==== RECORDS TO PROCESS

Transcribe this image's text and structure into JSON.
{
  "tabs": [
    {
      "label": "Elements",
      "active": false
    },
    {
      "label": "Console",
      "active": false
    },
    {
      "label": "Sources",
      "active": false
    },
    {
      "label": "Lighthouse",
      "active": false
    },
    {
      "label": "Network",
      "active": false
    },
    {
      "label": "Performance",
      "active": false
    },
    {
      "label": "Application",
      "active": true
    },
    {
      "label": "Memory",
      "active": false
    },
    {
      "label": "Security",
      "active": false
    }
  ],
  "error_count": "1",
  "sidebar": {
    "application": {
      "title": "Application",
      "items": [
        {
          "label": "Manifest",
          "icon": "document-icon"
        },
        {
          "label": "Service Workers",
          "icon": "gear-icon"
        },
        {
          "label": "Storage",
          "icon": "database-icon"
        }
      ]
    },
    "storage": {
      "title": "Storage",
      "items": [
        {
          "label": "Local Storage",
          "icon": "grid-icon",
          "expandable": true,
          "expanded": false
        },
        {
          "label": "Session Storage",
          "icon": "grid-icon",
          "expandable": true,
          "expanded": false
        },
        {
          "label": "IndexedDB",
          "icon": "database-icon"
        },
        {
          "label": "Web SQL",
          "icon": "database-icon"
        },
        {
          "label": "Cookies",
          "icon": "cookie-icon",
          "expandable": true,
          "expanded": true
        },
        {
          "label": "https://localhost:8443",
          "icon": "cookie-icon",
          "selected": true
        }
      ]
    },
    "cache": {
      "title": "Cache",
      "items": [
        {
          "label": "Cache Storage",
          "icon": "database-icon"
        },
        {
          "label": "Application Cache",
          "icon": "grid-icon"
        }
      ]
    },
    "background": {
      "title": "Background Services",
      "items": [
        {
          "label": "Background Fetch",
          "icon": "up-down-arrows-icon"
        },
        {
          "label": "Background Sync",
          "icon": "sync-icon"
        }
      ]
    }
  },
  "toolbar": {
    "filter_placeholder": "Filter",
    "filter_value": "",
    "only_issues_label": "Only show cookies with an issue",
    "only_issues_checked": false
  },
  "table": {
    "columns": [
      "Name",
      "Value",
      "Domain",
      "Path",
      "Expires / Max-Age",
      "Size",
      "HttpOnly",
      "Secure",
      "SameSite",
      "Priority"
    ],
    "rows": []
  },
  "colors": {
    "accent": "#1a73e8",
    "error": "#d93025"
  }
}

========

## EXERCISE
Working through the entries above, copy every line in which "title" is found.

## ANSWER BOX
      "title": "Application",
      "title": "Storage",
      "title": "Cache",
      "title": "Background Services",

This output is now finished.